So who gets these subsidies? It will come as no surprise to learn that they are mostly foreign-owned multinationals, and are frequently being subsidised to retain dirty production methods rather than upgrade to clean ones. Here's some highlights:

  • Aluminium smelting: There is just one aluminium smelter in New Zealand, at Tiwai Point. Its owned by Rio Tinto, a foreign multinational which makes nearly US$9 billion a year in profit. last year the smelter made an NZ$207 million profit. It produces 340,000 tons of aluminium a year, meaning that it received 2.86 million tons of carbon credits with a value of roughly $70 million. So, we're subsidising a profitable company by a third of their profit.

    What really stinks is that their direct reported emissions in 2017 (the latest year for which figures are available) were only 606,000 tons. So we're subsidising them roughly 4.7 times their actual emissions. This is supposedly as "compensation" for high electricity prices, but a) they don't pay those prices due to a sweetheart deal with Meridian (itself a subsidy); and b) their use of 13% of the country's entire electricity supply drives up prices for everyone else by forcing the use of expensive and dirty thermal generation to meet demand. So we're subsidising them $70 million a year to cause around 2 million tons of electricity sector emissions and drive up prices for everyone else. Whether this is a good deal for New Zealand is left as an exercise for the reader.

  • Iron and steel making: There are two steel-makers in New Zealand: New Zealand Steel at Glenbrook, and Pacific Steel in Auckland. Both are owned by Bluescope, an Australian multinational which made a $1.6 billion profit last year. According to the Stuff article on New Zealand's biggest polluters, Bluescope admitted receiving a subsidy of 1.4 million tons of carbon in 2017, or roughly $35 million a year. That same article noted that Glenbrook was particularly dirty, emitting roughly 2.5 tons of CO2 per ton of steel produced, vs an international benchmark of two tons. So why are we subsidising them?
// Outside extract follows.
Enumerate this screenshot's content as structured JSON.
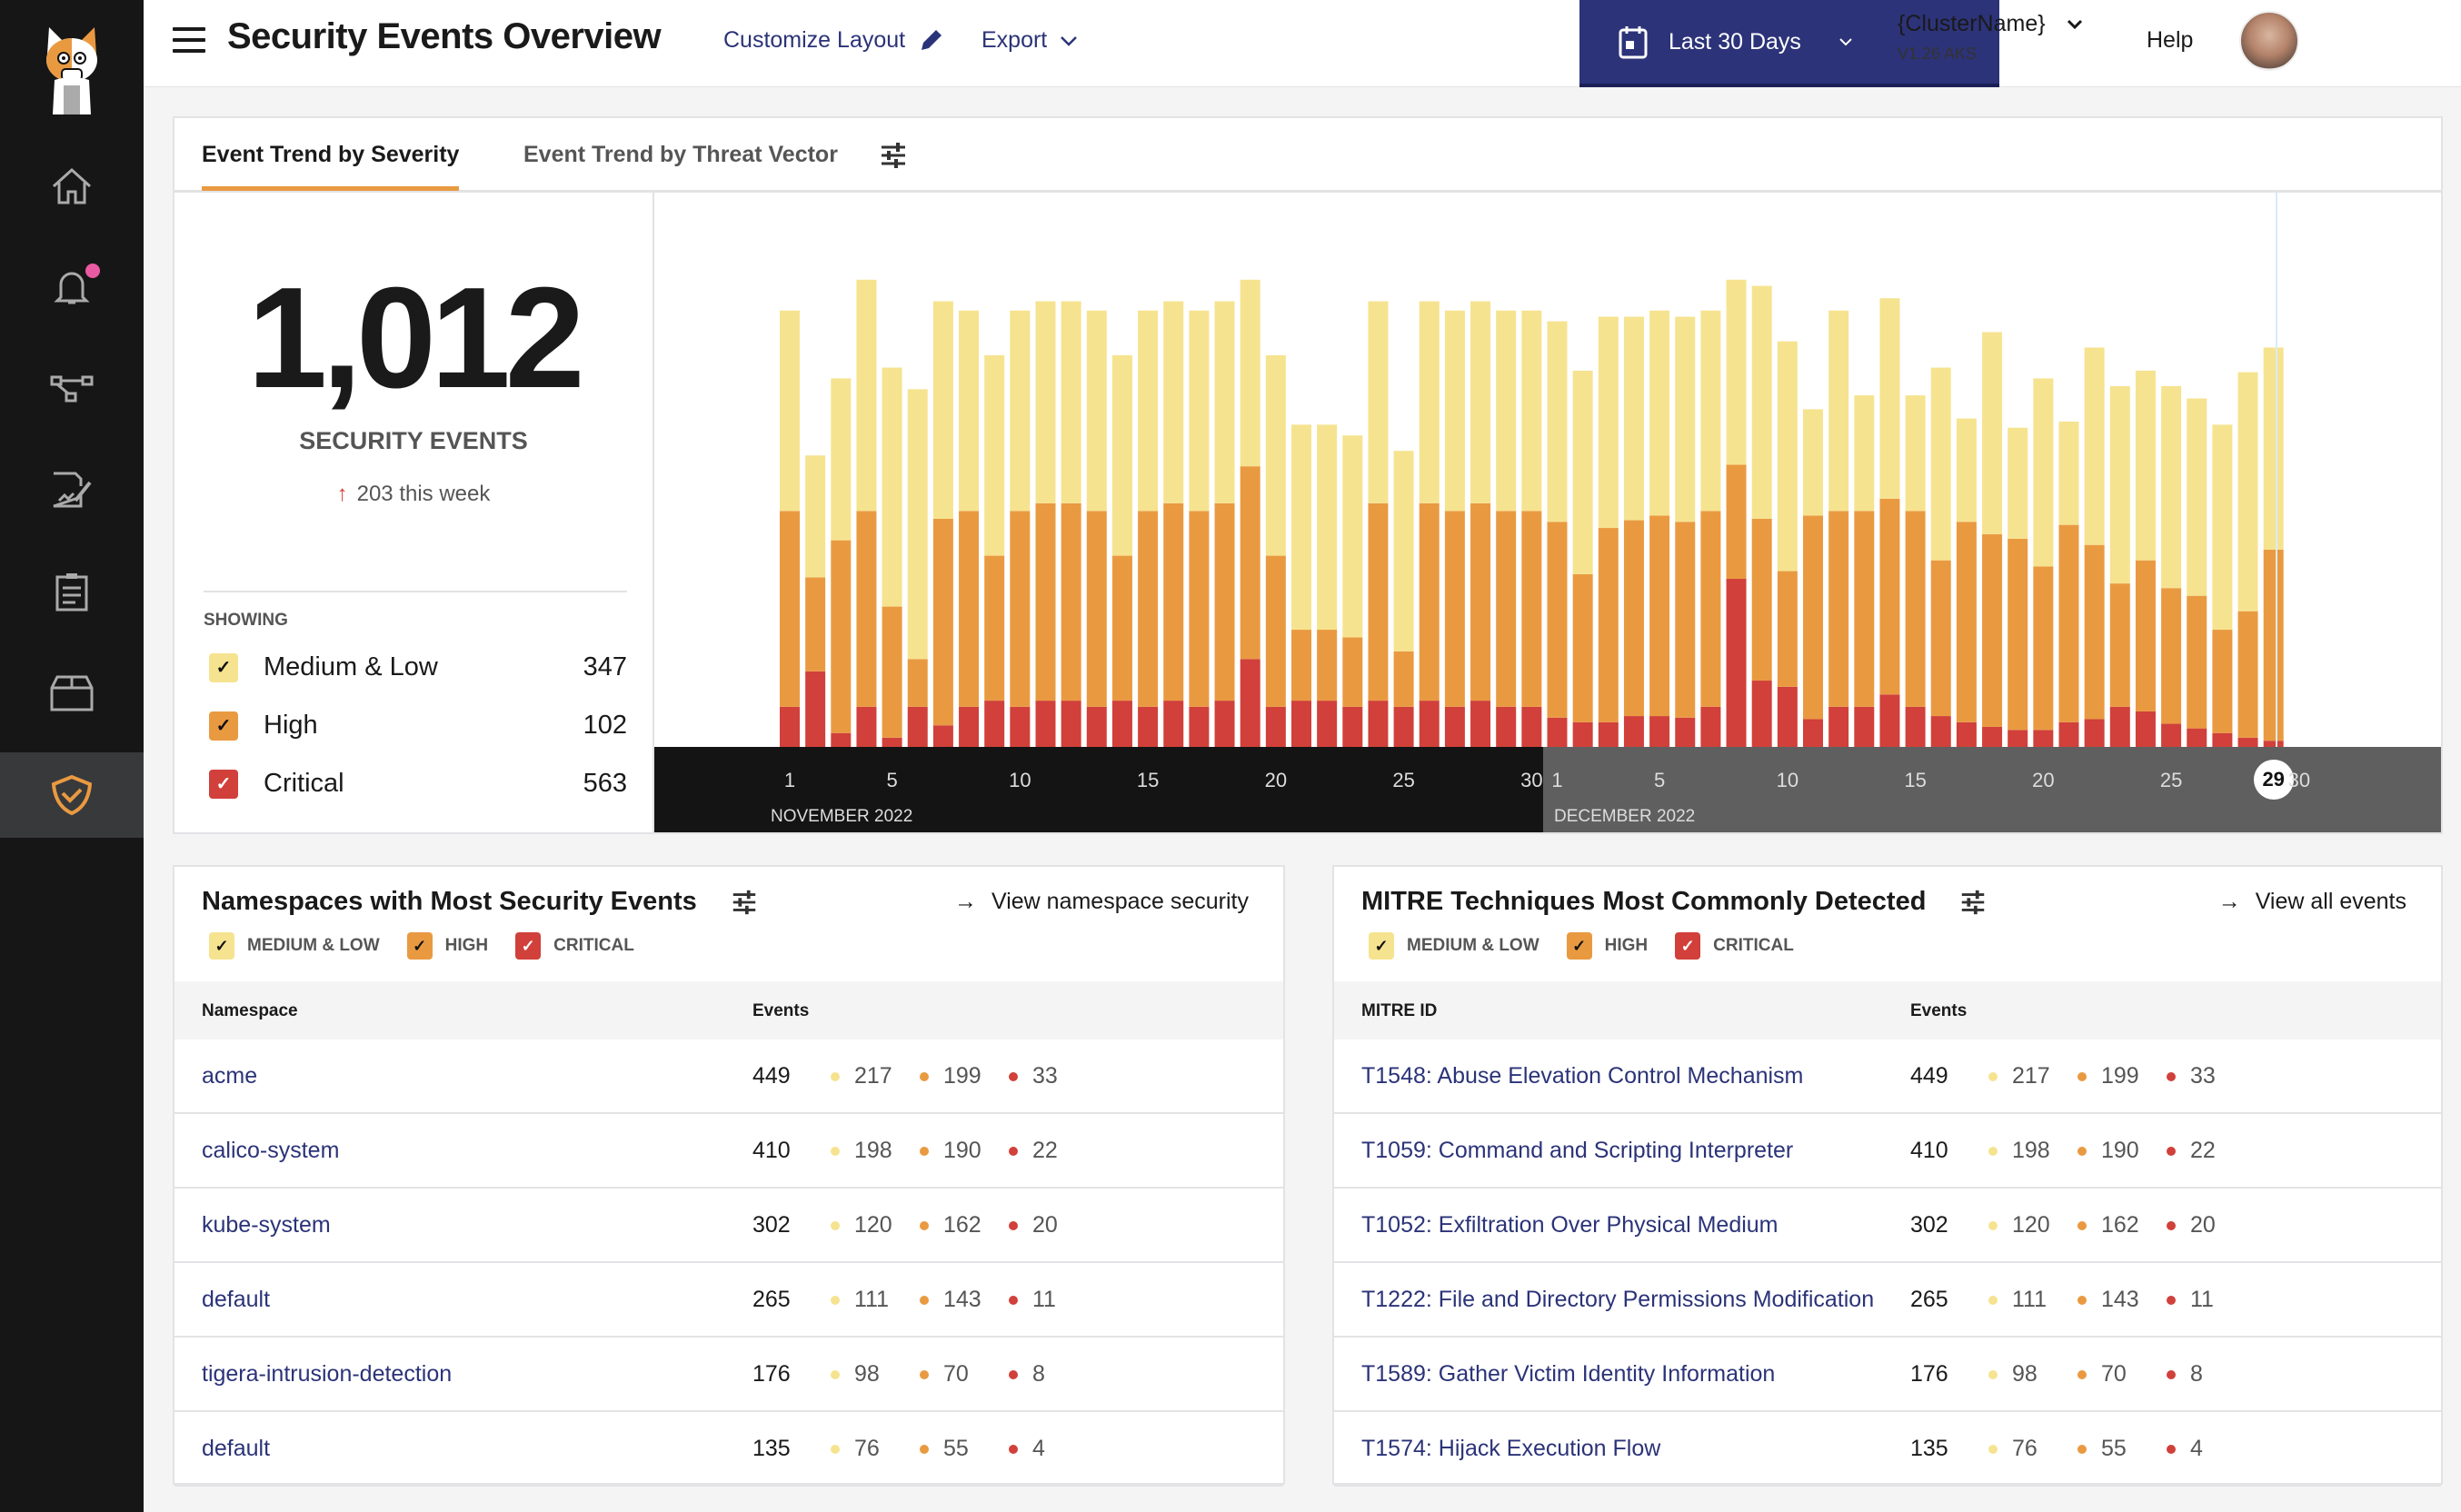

If we want global emissions to reduce, the best thing that can happen is for Glenbrook to shut down, and for its production to be replaced by a cleaner factory overseas.

  • Urea production: There is only one urea manufacturer in New Zealand: Ballance Agri-Nutrients runs a former Think Big plant at Kapuni, turning natural gas into nitrogen fertiliser which then pollutes our waterways. Unlike most of the rest of the polluters, they're actually New Zealand-owned, and made a profit of $71 million last year. According to their annual report, $6.6 million of that was "Government grants including NZ ETS credits". They have no direct emissions surrender obligation - urea production is not an ETS activity - so that's just a straight subsidy, as "compensation" for the ETS's effect on gas prices.
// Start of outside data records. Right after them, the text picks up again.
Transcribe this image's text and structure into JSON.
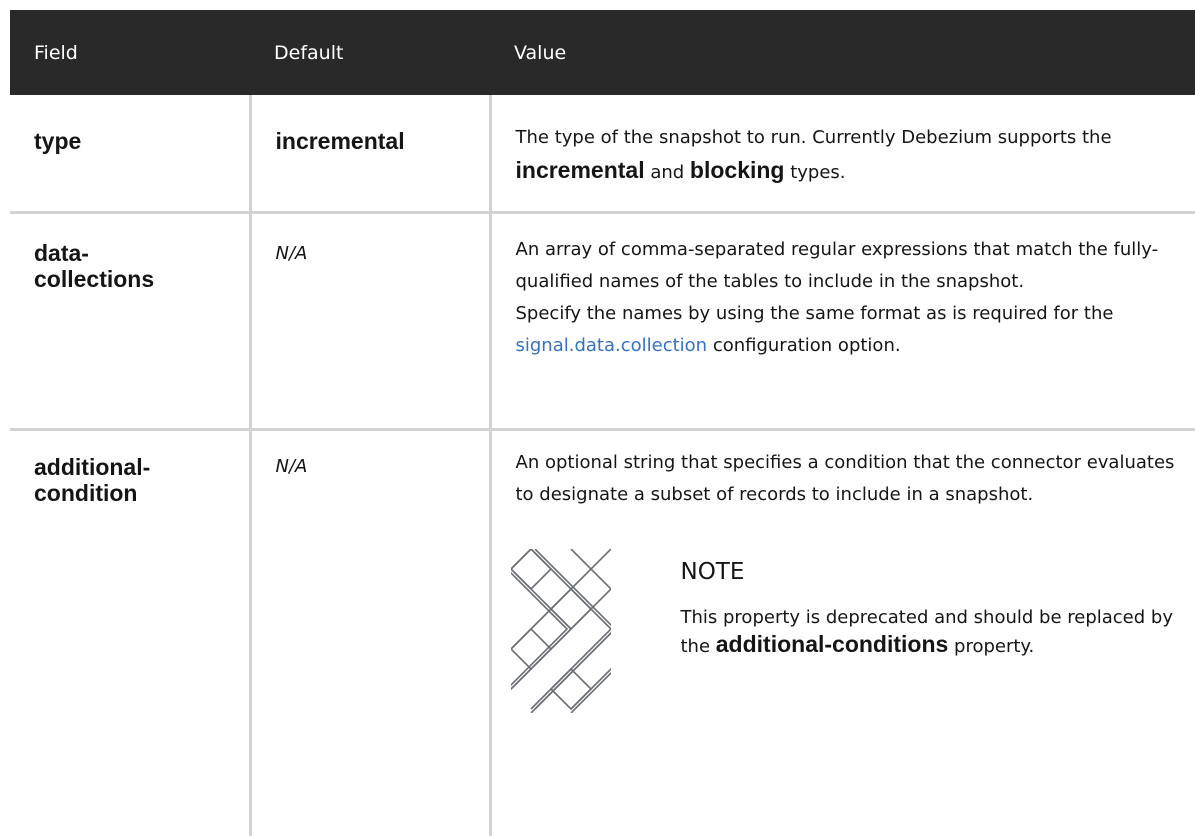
{
  "headers": {
    "field": "Field",
    "default": "Default",
    "value": "Value"
  },
  "rows": [
    {
      "field": "type",
      "default": "incremental",
      "value_parts": {
        "t1": "The type of the snapshot to run. Currently Debezium supports the ",
        "b1": "incremental",
        "t2": " and ",
        "b2": "blocking",
        "t3": " types."
      }
    },
    {
      "field_line1": "data-",
      "field_line2": "collections",
      "default": "N/A",
      "value_p1": "An array of comma-separated regular expressions that match the fully-qualified names of the tables to include in the snapshot.",
      "value_p2_a": "Specify the names by using the same format as is required for the ",
      "value_p2_link": "signal.data.collection",
      "value_p2_b": " configuration option."
    },
    {
      "field_line1": "additional-",
      "field_line2": "condition",
      "default": "N/A",
      "value_p1": "An optional string that specifies a condition that the connector evaluates to designate a subset of records to include in a snapshot.",
      "note": {
        "title": "NOTE",
        "text_a": "This property is deprecated and should be replaced by the ",
        "bold": "additional-conditions",
        "text_b": " property.",
        "icon": "note-pattern-icon"
      }
    }
  ],
  "colors": {
    "header_bg": "#292929",
    "link": "#3570c2",
    "border": "#d2d2d2"
  }
}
    Interestingly, Ballance has recently embarked on a joint venure to use a wind farm to supply hydrogen to its plant, as a replacement for natural gas. They're cleaning up their act. So why do we need to subsidise them for another 30 years again?

  • Methanol production: Again there is only one producer in New Zealand: Methanex, a Canadian-owned multinational with an annual profit of over half a billion dollars. It produced 1.6 million tons of methanol at its three plants in 2018, which means they would have received 1.06 million tons of carbon credits, worth $26.5 million. And again, there's no direct surrender obligation - this is solely due to the ETS effect on gas prices. But wait, it gets better! Because methanol is an "embedded product", Methanex is entitled to receive credits for any methanol it exports as a "removal activity" (importing methanol, however, does not attract ETS obligations because it is not an "obligation fuel"). Methanex exports 95% of its production, and is given 1.375 tons of carbon credits for every ton of methanol it exports, so that's another 2.1 million tons, worth another $52 million. So all up, we're giving this hugely profitable, foreign-owned company over $75 million a year to burn natural gas and destroy the global climate.
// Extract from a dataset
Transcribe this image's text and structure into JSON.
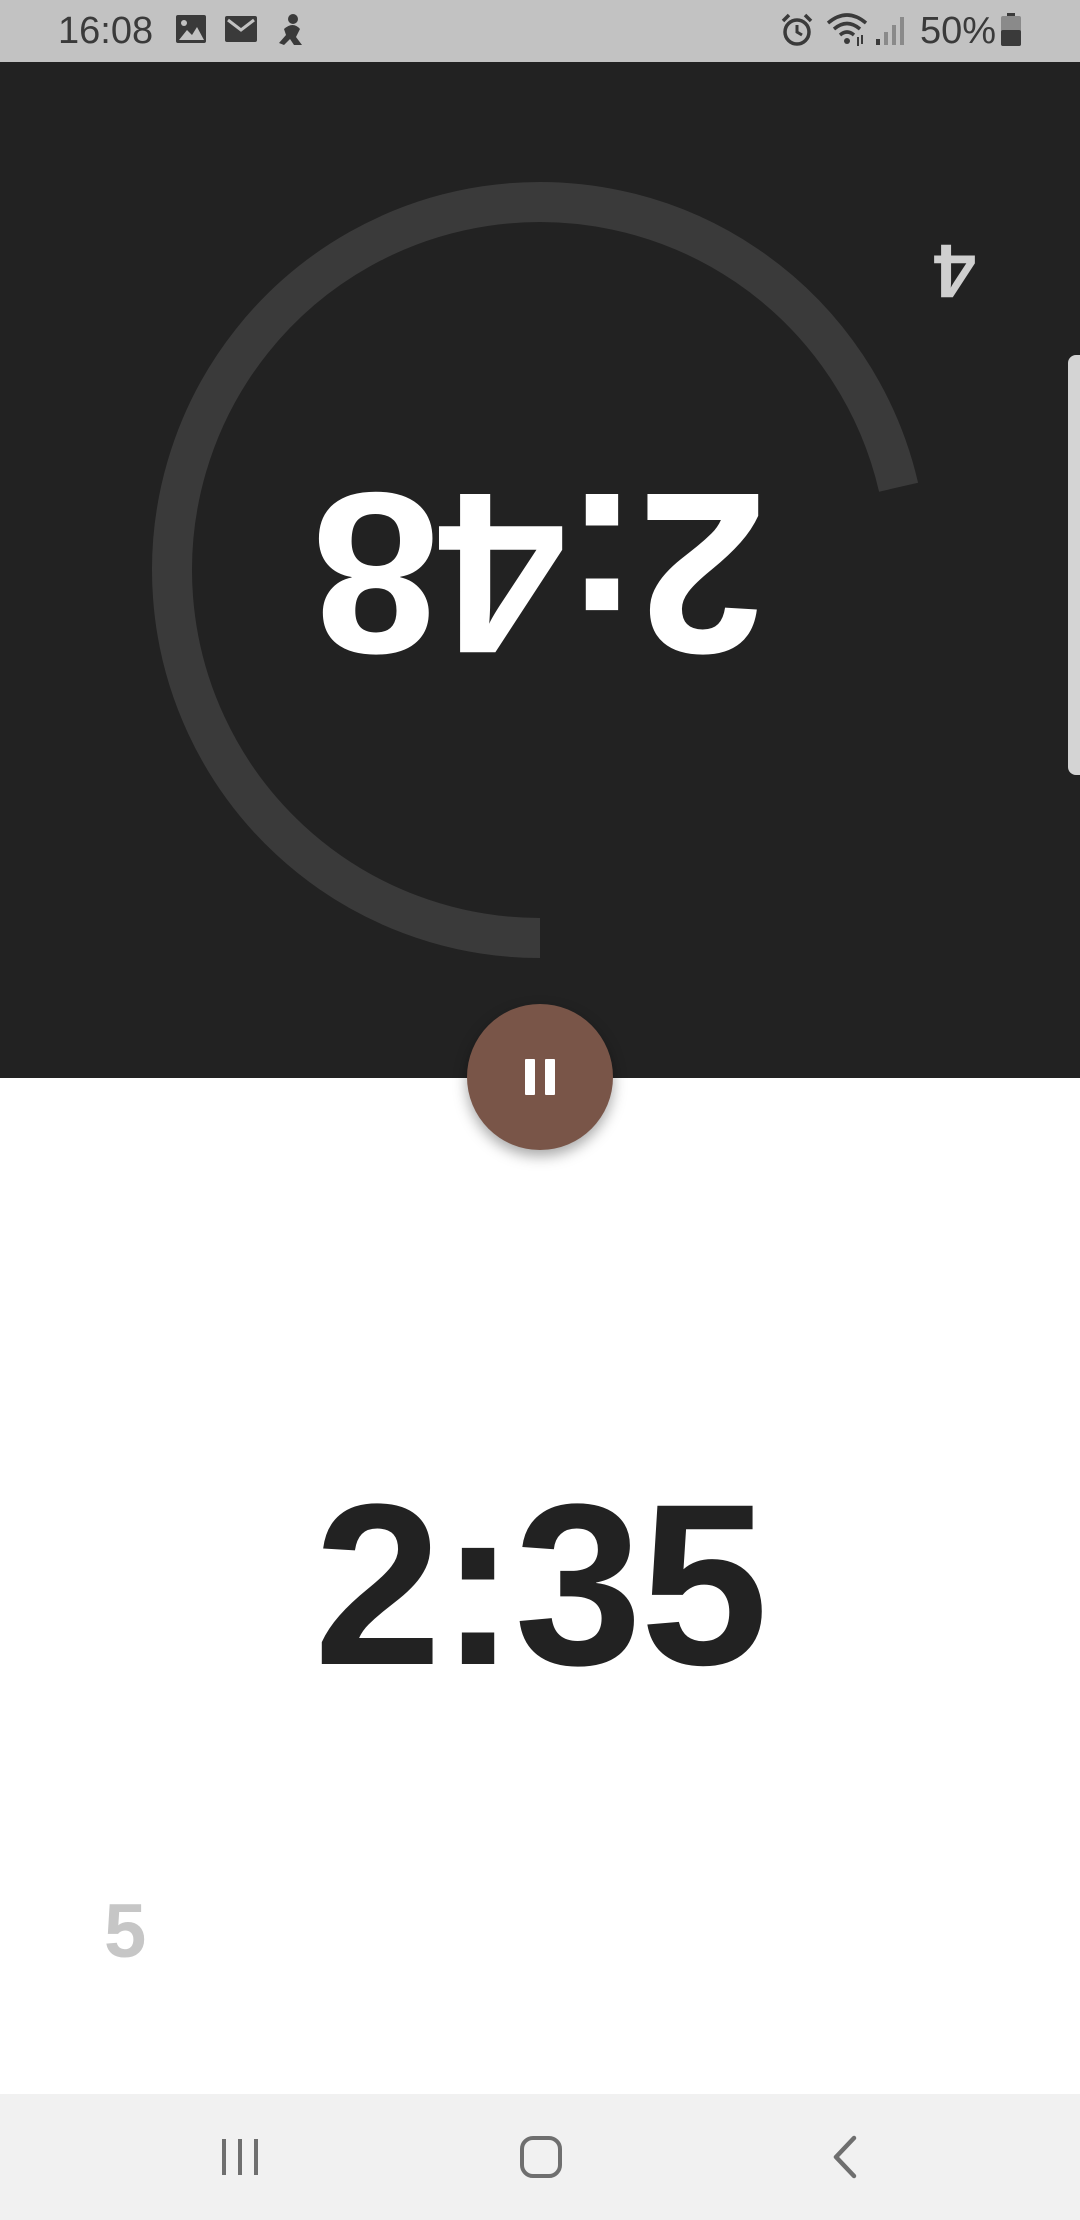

    Do we need to do this? As Methanex's annual report points out, its production facilities in Canada and Chile already attract carbon charges. It has other production facilities in the US, Trinidad and Egypt, but its probably only a matter of time before some or all of them start having to pay their way too. In their submissions on ETS reviews, Methanex argue that the marginal methanol producers are in China and make it from coal, which is dirtier than their natural gas method. But China has just introduced an ETS, and while it does not yet cover methanol production, it will inevitably be expanded to do so. Predicating policy on the idea that this will not happen in the next thirty years seems like a mistake. Its also worth pointing out that there are other ways of making methanol (biosynthesis, from corn ethanol, or direct air synthesis), but thse are currently priced out of the market by dirty production. The best way of forcing polluters to innovate and scale up these methods is to stop subsidising dirty ones.
These are just some of New Zealand's subsidised polluters. There's a lot more - maybe some enterprising journalist could look them up? - but this post is long enough already. But it should be obvious that the case for continuing these subsidies is very weak indeed. We should not be subsidising these companies to continue their dirty activities. Instead, we should be cutting these subsidies off in no more than a decade, forcing them to innovate and clean up their act or go out of business. It is that simple.